Only the Independence completed with the 5” gun mounts, the other ships receiving quadruple 40mm in the same position even before completion. Independence received these guns in a refit.

Nine Independence class carriers saw service during the war, all being used in the Fast Carrier Force. Their availability in the 1943 operations proved a considerable addition to the striking power of the fleet, and although the smaller flattops did not operate as well as the larger ships, the additional air groups they provided were valuable enough.

Independence class ships served through the Gilbert-Marshall, Marianas, Leyte, Iwo Jima and Okinawa campaigns. For the most part, they played the role of small attack carriers, but by the time of Leyte, Independence had taken the role of a night carrier, providing radar-equipped fighters to the Fast Carrier Force.

It soon became evident that the small carrier could not adequately provide that service; night landings aboard the ship were extremely hazardous, and by March 1945, she had relinquished her role.

At Leyte Gulf, the only loss occured of a carrier of this class, when Princeton became a victim of her lack of protection against bombs, and of her above-water torpedo storage. A single bomb penetrated the flight deck aft and demolished the hangar and fully loaded planes there. Despite a valiant effort, a few hours later, a massive eruption thoroughly wrecked the carrier and the cruiser Birmingham alongside. Princeton was abandoned.

The service of the ships was otherwise unremarkable, if that term can be applied to a career full of operations. Independence was destroyed in the Bikini atom bomb tests in 1946. Cabot and Bataan were refitted for ASW postwar, the former being loaned to Spain; Langley and Belleau Wood served the French Navy as Lafayette and Bois Belleau respectively, and Monterey became a training carrier at Pensacola. San Jacinto and Cowpens were retained in reserve. All ships except Cabot were scrapped in due course; Cabot is awaiting disposal.

Ships in class:
CVL-22 Independence
CVL-23 Princeton
CVL-24 Belleau Wood
CVL-25 Cowpens
CVL-26 Monterey
CVL-27 Langley
CVL-28 Cabot
CVL-29 Bataan
CVL-30 San Jacinto
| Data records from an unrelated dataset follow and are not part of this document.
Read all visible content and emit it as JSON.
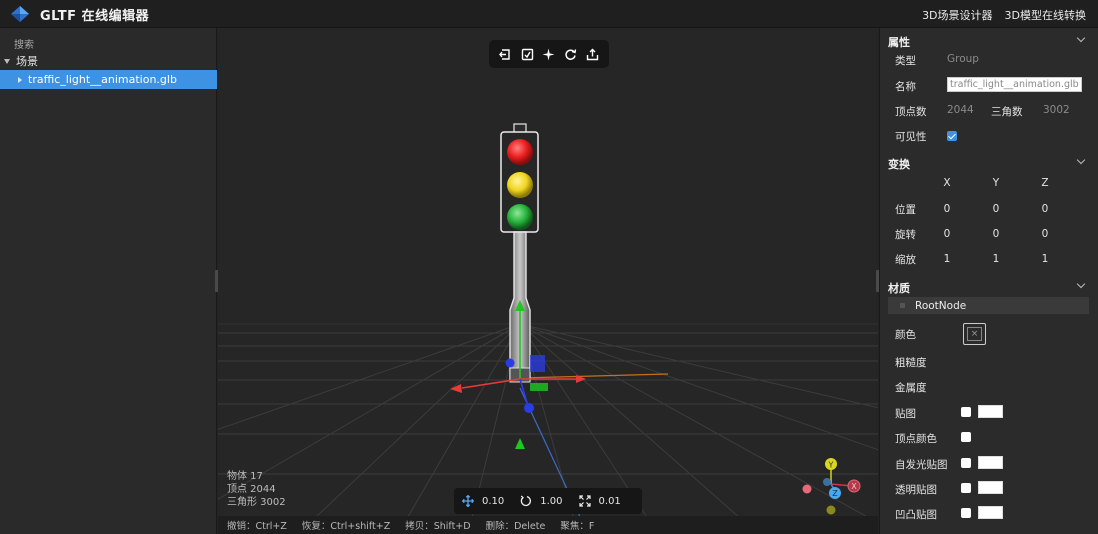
{
  "app": {
    "title": "GLTF 在线编辑器",
    "links": [
      "3D场景设计器",
      "3D模型在线转换"
    ]
  },
  "left_panel": {
    "search_label": "搜索",
    "scene_label": "场景",
    "node_label": "traffic_light__animation.glb"
  },
  "viewport": {
    "toolbar_icons": [
      "import-icon",
      "export-scene-icon",
      "light-icon",
      "reset-view-icon",
      "share-icon"
    ],
    "stats": {
      "objects": "物体 17",
      "vertices": "顶点 2044",
      "triangles": "三角形 3002"
    },
    "snap": {
      "translate": "0.10",
      "rotate": "1.00",
      "scale": "0.01"
    },
    "hotkeys": [
      "撤销：Ctrl+Z",
      "恢复：Ctrl+shift+Z",
      "拷贝：Shift+D",
      "删除：Delete",
      "聚焦：F"
    ],
    "axis_colors": {
      "x": "#e83a3a",
      "y": "#1fc71f",
      "z": "#2a3ce8"
    }
  },
  "properties": {
    "section_title": "属性",
    "type_label": "类型",
    "type_value": "Group",
    "name_label": "名称",
    "name_value": "traffic_light__animation.glb",
    "vertex_label": "顶点数",
    "vertex_value": "2044",
    "triangle_label": "三角数",
    "triangle_value": "3002",
    "visible_label": "可见性",
    "visible": true
  },
  "transform": {
    "section_title": "变换",
    "headers": [
      "X",
      "Y",
      "Z"
    ],
    "position_label": "位置",
    "position": [
      "0",
      "0",
      "0"
    ],
    "rotation_label": "旋转",
    "rotation": [
      "0",
      "0",
      "0"
    ],
    "scale_label": "缩放",
    "scale": [
      "1",
      "1",
      "1"
    ]
  },
  "material": {
    "section_title": "材质",
    "material_name": "RootNode",
    "color_label": "颜色",
    "color_glyph": "×",
    "roughness_label": "粗糙度",
    "metalness_label": "金属度",
    "map_label": "贴图",
    "vertex_color_label": "顶点颜色",
    "emissive_map_label": "自发光贴图",
    "alpha_map_label": "透明贴图",
    "bump_map_label": "凹凸贴图"
  },
  "accent_color": "#3d92e4"
}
Standard: 11,495 tons
Full: 14,751 tons
Length: 189,64m / 622ft 6in
Beam: 33.74m / 109ft 2in
Draft (Full Load): 7,38m / 24ft 2 3/4"
Height: ???? / ????
Crew (Officers/Men): 140/1321
Endurance: 12,500nm at 15kn
Speed: 31.5 knots
Belt: 5 - 3 1/4in / 127mm - 80mm (in CVL-24 - 30 only)
Deck: 2" STS / 57mm STS
Barbettes: No barbette armor
Conning Tower: No conning tower armor
Armament and Equipment
(As designed):
Main: 2 x 127mm L/38 in single mounts, one on the bow, one on the stern
Secondary: None
AA: 16 x 40mm L/70 in twins, 16 x 20mm L/70 in single mounts
Aviation: 27 Aircraft

(Monterey, January 1945):
Main: None
AA: 26 x 40mm L/70, 8 x 20mm L/70 in single mounts
VF-29: 25 x F6F-5 Hellcat fighters
VT-29: 9 x TBM Avenger torpedo-bombers